Circuit breakers provide a means with which to turn on and off the power in an electrical system while providing over-current protection. What sets circuit breakers apart from switches and fuses is that they have the ability to be reset, controlled remotely, and have logic functions as part of there operation. Switches open and close and can even be equipped to be operated remotely but in themselves do not have the ability to provide overcurrent protection. Fuses provide overcurrent protection and the combination of a switch and a fuse can give open and close capabilities but the combination would still lack the ability to reset and continue to provide power and protection. These features make circuit breaker great candidates for anywhere in your system that may see frequent faults, the need for immediate power restoration is important, or where logical input are desire for different states of the power.

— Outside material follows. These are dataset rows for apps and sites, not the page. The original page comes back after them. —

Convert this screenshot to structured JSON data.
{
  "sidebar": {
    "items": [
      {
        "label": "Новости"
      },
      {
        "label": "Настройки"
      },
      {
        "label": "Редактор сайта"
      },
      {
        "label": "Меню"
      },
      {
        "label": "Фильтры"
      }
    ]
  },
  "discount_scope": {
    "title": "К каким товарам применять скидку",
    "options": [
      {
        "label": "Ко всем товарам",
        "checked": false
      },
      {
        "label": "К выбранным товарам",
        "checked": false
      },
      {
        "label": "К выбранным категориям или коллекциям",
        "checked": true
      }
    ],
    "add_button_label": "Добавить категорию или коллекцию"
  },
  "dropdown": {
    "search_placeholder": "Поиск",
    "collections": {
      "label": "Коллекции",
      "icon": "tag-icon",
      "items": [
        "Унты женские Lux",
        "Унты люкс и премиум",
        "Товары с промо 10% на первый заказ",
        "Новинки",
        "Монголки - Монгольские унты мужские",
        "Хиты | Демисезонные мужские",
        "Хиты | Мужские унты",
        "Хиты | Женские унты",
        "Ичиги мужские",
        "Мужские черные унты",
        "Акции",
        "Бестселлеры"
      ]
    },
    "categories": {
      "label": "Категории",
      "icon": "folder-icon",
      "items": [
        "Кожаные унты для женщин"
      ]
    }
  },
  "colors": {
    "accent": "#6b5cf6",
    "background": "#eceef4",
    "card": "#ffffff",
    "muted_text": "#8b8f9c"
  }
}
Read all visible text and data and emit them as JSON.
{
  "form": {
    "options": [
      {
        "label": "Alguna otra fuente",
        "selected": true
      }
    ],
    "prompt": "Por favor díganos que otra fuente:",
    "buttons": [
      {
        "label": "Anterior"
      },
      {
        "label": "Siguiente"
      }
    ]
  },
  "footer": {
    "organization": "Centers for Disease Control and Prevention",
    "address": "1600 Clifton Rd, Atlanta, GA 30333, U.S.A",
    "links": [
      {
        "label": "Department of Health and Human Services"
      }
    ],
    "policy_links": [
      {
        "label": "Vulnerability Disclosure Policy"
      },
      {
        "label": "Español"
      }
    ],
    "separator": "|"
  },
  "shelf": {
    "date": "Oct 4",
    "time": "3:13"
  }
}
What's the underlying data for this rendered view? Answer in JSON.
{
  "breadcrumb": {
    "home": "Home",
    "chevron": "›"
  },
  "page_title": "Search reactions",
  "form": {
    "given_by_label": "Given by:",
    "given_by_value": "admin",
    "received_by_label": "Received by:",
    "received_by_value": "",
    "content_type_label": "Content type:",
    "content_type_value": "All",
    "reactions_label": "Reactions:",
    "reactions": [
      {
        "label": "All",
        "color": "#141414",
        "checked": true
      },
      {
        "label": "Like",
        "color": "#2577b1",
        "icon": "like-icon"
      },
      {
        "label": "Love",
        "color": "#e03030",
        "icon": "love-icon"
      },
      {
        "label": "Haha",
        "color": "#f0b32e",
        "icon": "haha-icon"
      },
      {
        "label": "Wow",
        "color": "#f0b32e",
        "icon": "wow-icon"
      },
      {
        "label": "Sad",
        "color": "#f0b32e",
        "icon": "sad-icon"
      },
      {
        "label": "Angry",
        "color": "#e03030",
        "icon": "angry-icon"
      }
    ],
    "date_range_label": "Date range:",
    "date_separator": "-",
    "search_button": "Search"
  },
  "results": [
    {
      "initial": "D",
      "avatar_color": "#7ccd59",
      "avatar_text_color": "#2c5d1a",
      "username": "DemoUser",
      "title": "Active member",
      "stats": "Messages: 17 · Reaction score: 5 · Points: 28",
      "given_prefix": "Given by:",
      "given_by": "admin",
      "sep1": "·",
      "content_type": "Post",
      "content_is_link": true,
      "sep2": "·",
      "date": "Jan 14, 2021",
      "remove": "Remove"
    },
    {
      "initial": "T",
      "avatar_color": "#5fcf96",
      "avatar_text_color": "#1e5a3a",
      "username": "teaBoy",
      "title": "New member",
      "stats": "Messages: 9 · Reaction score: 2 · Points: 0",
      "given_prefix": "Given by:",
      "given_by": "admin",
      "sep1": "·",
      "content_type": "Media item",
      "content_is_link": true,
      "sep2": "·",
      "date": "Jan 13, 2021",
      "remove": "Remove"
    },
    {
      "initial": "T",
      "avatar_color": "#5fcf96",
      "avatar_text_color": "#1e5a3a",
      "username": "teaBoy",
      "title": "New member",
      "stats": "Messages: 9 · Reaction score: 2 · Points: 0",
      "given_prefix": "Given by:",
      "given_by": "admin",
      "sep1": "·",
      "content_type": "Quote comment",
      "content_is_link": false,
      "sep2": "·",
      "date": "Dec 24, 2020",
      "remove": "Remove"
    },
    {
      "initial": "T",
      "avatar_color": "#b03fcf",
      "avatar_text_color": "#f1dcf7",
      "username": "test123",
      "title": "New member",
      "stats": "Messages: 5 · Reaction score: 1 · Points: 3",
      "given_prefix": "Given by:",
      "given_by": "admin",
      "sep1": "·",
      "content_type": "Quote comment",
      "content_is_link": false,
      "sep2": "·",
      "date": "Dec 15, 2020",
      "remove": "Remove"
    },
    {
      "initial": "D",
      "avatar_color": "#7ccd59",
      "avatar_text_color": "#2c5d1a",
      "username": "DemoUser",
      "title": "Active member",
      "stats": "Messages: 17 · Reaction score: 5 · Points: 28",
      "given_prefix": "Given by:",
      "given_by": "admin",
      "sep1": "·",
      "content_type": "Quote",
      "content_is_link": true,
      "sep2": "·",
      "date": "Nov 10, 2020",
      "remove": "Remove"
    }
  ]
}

Circuit breakers range in complexity from a simple thermo-magnetic trip function that uses the heat produced by the current flowing through the breaker to instigate a trip to micro processor controlled protective devices with almost infinite adjustability and configurations. More about protective devices later, but suffice to say if you can imagine it modern microprocessor protective devices make it possible. Low voltage circuit breakers typically have their protective trip annunciation built into the frame or chassis of the breaker, designed and installed together from the factory. Medium and High Voltage circuit breakers are dependant on external or cabinet mounted protective relays to annunciate their trips. These devices can be specified as part of the breaker from the factory or part of a much larger substation protective scheme that includes differential, and distance feeder protection.